"" What's She Eating Now?: Le Post du Fooding

Saturday, September 26, 2009

Le Post du Fooding

The place: PS 1 Contemporary Art Center. The
Event: Le Fooding, a collision of American and French chefs serving up tastes of their handiwork to benefit Action Against Hunger. Theme of the night: long ass lines, and lots of 'em.

The event concept is a good one. Local chefs face off against their French counterparts at a fun, casual event in a cool venue for a worthy cause. The execution, however, could use some work. The first line of the night was the one to get in and stretched halfway around the block. This just served to warm you up for the queues inside. The lines for some stations spiraled around in curlicues upon curlicues making a fun game out of hunting for the very end. Everyone was having a good time though, which would have made it bearable if only the food was a little more remarkable.

Our first stop, the cheese station. The brie, Liverot and Emmental all left me dismayed. A first for me, I didn't finish a single piece of the slightly dry and rubbery samples. We then joined the back of the first line we could identify. When we got close enough, we could see that it was Wylie Dufresne's station. Expectations were high. Once at the front Wylie informed us we would be eating grilled chicken necks with a yuzu marmalade. The marmalade was beguiling and quite lovely, if only it had been paired with something else. The chicken necks were hard to eat, particularly in the low lit courtyard, and the experience of maneuvering around the vertebrae was not a pleasant one. A lot of work for very little meat that wasn't that good.

Starting to lose hope in Le Fooding, the next dish, Brooklyn chef Sean Rembold's Fried Corn and Scallop Butter, provided salvation. This dish was truly divine. Corn dipped in a deep fryer and served with a rich butter based sauce that had small pieces of scallop and was flavored with shallots, chives, paprika and peppers. The fresh corn and the decadent sauce were a well devised match and the hint of mint from the garnish added a little je ne sais quoi to this outer borough creation.
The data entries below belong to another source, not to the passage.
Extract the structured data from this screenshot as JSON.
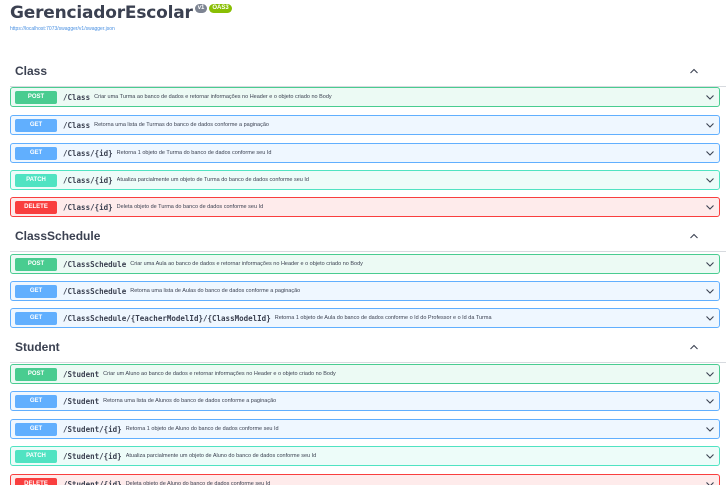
{
  "info": {
    "title": "GerenciadorEscolar",
    "version": "v1",
    "oas": "OAS3",
    "spec_url": "https://localhost:7073/swagger/v1/swagger.json"
  },
  "tags": [
    {
      "name": "Class",
      "operations": [
        {
          "method": "POST",
          "path": "/Class",
          "description": "Criar uma Turma ao banco de dados e retornar informações no Header e o objeto criado no Body"
        },
        {
          "method": "GET",
          "path": "/Class",
          "description": "Retorna uma lista de Turmas do banco de dados conforme a paginação"
        },
        {
          "method": "GET",
          "path": "/Class/{id}",
          "description": "Retorna 1 objeto de Turma do banco de dados conforme seu Id"
        },
        {
          "method": "PATCH",
          "path": "/Class/{id}",
          "description": "Atualiza parcialmente um objeto de Turma do banco de dados conforme seu Id"
        },
        {
          "method": "DELETE",
          "path": "/Class/{id}",
          "description": "Deleta objeto de Turma do banco de dados conforme seu Id"
        }
      ]
    },
    {
      "name": "ClassSchedule",
      "operations": [
        {
          "method": "POST",
          "path": "/ClassSchedule",
          "description": "Criar uma Aula ao banco de dados e retornar informações no Header e o objeto criado no Body"
        },
        {
          "method": "GET",
          "path": "/ClassSchedule",
          "description": "Retorna uma lista de Aulas do banco de dados conforme a paginação"
        },
        {
          "method": "GET",
          "path": "/ClassSchedule/{TeacherModelId}/{ClassModelId}",
          "description": "Retorna 1 objeto de Aula do banco de dados conforme o Id do Professor e o Id da Turma"
        }
      ]
    },
    {
      "name": "Student",
      "operations": [
        {
          "method": "POST",
          "path": "/Student",
          "description": "Criar um Aluno ao banco de dados e retornar informações no Header e o objeto criado no Body"
        },
        {
          "method": "GET",
          "path": "/Student",
          "description": "Retorna uma lista de Alunos do banco de dados conforme a paginação"
        },
        {
          "method": "GET",
          "path": "/Student/{id}",
          "description": "Retorna 1 objeto de Aluno do banco de dados conforme seu Id"
        },
        {
          "method": "PATCH",
          "path": "/Student/{id}",
          "description": "Atualiza parcialmente um objeto de Aluno do banco de dados conforme seu Id"
        },
        {
          "method": "DELETE",
          "path": "/Student/{id}",
          "description": "Deleta objeto de Aluno do banco de dados conforme seu Id"
        }
      ]
    }
  ]
}
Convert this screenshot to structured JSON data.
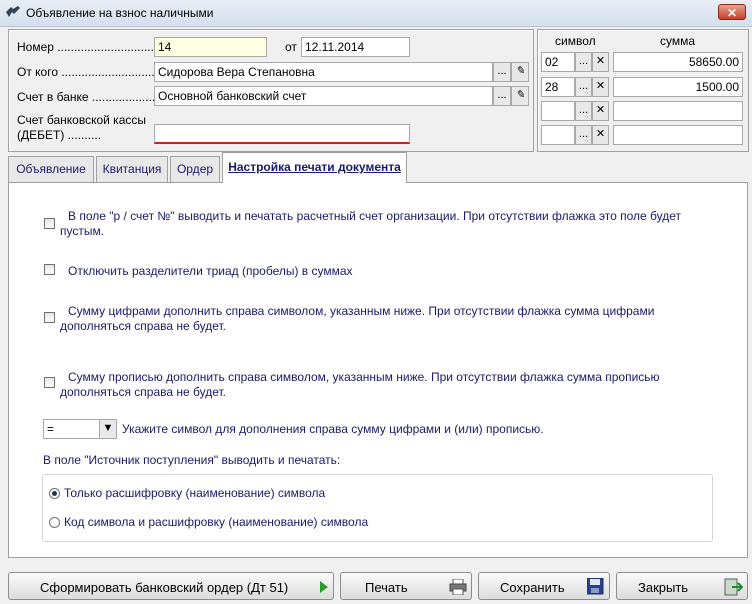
{
  "window": {
    "title": "Объявление на взнос наличными",
    "close": "✕"
  },
  "header": {
    "nomer_label": "Номер ..............................",
    "nomer_value": "14",
    "ot_label": "от",
    "date_value": "12.11.2014",
    "from_label": "От кого ...............................",
    "from_value": "Сидорова Вера Степановна",
    "bank_label": "Счет в банке ...................",
    "bank_value": "Основной банковский счет",
    "cash_label_1": "Счет банковской кассы",
    "cash_label_2": "(ДЕБЕТ) ..........",
    "cash_value": "",
    "dots": "...",
    "x": "✕"
  },
  "symbols": {
    "col_symbol": "символ",
    "col_sum": "сумма",
    "rows": [
      {
        "symbol": "02",
        "sum": "58650.00"
      },
      {
        "symbol": "28",
        "sum": "1500.00"
      },
      {
        "symbol": "",
        "sum": ""
      },
      {
        "symbol": "",
        "sum": ""
      }
    ]
  },
  "tabs": [
    "Объявление",
    "Квитанция",
    "Ордер",
    "Настройка печати документа"
  ],
  "options": {
    "opt1_l1": "В поле \"р / счет №\" выводить и печатать расчетный счет организации. При отсутствии флажка это поле будет",
    "opt1_l2": "пустым.",
    "opt2": "Отключить разделители триад (пробелы) в суммах",
    "opt3_l1": "Сумму цифрами дополнить справа символом, указанным ниже. При отсутствии флажка сумма цифрами",
    "opt3_l2": "дополняться справа не будет.",
    "opt4_l1": "Сумму прописью дополнить справа символом, указанным ниже. При отсутствии флажка сумма прописью",
    "opt4_l2": "дополняться справа не будет.",
    "symbol_value": "=",
    "symbol_hint": "Укажите символ для дополнения справа сумму цифрами и (или) прописью.",
    "source_label": "В поле \"Источник поступления\" выводить и печатать:",
    "radio1": "Только расшифровку (наименование) символа",
    "radio2": "Код символа и расшифровку (наименование) символа"
  },
  "buttons": {
    "order": "Сформировать банковский ордер (Дт 51)",
    "print": "Печать",
    "save": "Сохранить",
    "close": "Закрыть"
  }
}
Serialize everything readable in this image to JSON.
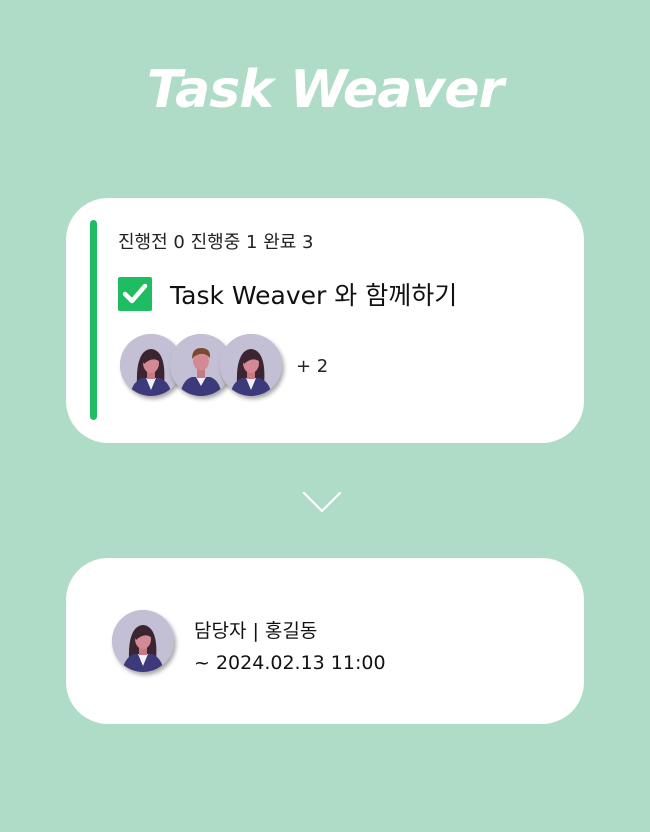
{
  "app": {
    "title": "Task Weaver"
  },
  "colors": {
    "background": "#afdcc6",
    "accent": "#1fbd62",
    "card": "#ffffff"
  },
  "task_card": {
    "counts": {
      "todo_label": "진행전",
      "todo_value": "0",
      "doing_label": "진행중",
      "doing_value": "1",
      "done_label": "완료",
      "done_value": "3"
    },
    "checked": true,
    "title": "Task Weaver 와 함께하기",
    "members": [
      {
        "icon": "avatar-woman"
      },
      {
        "icon": "avatar-man"
      },
      {
        "icon": "avatar-woman"
      }
    ],
    "extra_members": "+ 2"
  },
  "expand_icon": "chevron-down-icon",
  "assignee_card": {
    "avatar_icon": "avatar-woman",
    "assignee": "담당자 | 홍길동",
    "due": "~ 2024.02.13 11:00"
  }
}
After seeing Chef Rembold at work, Diner went straight to the top of my list of places to try.

Next we queued up for Paris chef William Ledeuik's marinaded grilled pork rib. The teriyaki pineapple sauce tasted fairly pedestrian but the rib itself was cooked to perfection, if only there was more than the one tiny little rib after the seemingly never-ending wait for it. Then we went from the far courtyard area to the near one, where the installation that undulated about the space could be seen more clearly in the brighter lighting. It was an interesting series of tents that were copper colored on the inside, fur covered on the outside. Sounds blah, photographs not so great but a real feast for the eyes in person.

While we waited for Christophe Pele's barbecued sirloin, we sent two scouts from our party to retrieve some soup from a oddly un-patronized station to hold us over on our slow march to the food. The steak was my second favorite dish of the night but again, very small considering the journey to the table. Last from the savory category was David Chang's Bo Saam. By the time we got to it some of the accouterments had run out so I am not sure what the full dish was meant to taste like but the pork was delicious and the slightly spicy sauce was exactly what the pork needed.

Then the biggest bottleneck of the night, dessert. Brooklyn's The Greene was there serving up ice cream cones, or rather one woman from The Greene was individually scooping and making cones for each diner at the event while a male coworker simply watched. This was by far the longest wait of the evening, reminiscent of manufacturing before the invention of the assembly line. We tried both flavors, the vanilla bourbon and the hazelnut gianduja. The former tasted good but was not very creamy and in fact a little icy. The hazelnut, on the other hand, was smooth and a perfect richness with small pieces of hazelnut providing just the right amount of crunch throughout.

All of the people working the event wore shirts with "I Hate Le Fooding" printed on the front, which made me wonder on the way out if I too hated Le Fooding. While the lines were certainly formidable, and some of the food only decent, I think I would more appropriately wear a shirt that reads "I liked Le Fooding, but I am really glad I wore flats."


  1. wylie dufresne seems to ask "how can i?" as opposed to the more logical first question, "why the fuck should i?"

    its interesting but i fear andy dufresne may make better food.

  2. This sounds like even more of a clusterfuck than last year's Village Voice Choice Eats event. PS I've yet to eat Chang's butt and I'm jealous.

  3. Via Twitter I heard they improved things for Sat night although I am glad I went Friday. I am still too flummoxed by Minetta Gate to enjoy their food (they were there serving up "black label" burgers Sat). A restaurant that will only serve me someplace that is not their dining room lest I pollute their restaurant with my un-famousness is not one whose food I want to eat, fabulous as it may be.

    And Eddiej... I have eaten at Wylie's WD50. Some stuff was a creative thought that misfired in execution, some was truly amazing, but all of it was too cerebral. I was exhausted from thinking so much about the food when I left. Sometimes you just want something to be delicious end of story. Its a fun party trick at first but after a while I tired of wondering how he mixed a pineapple with an escargot to make it taste like bananas Foster.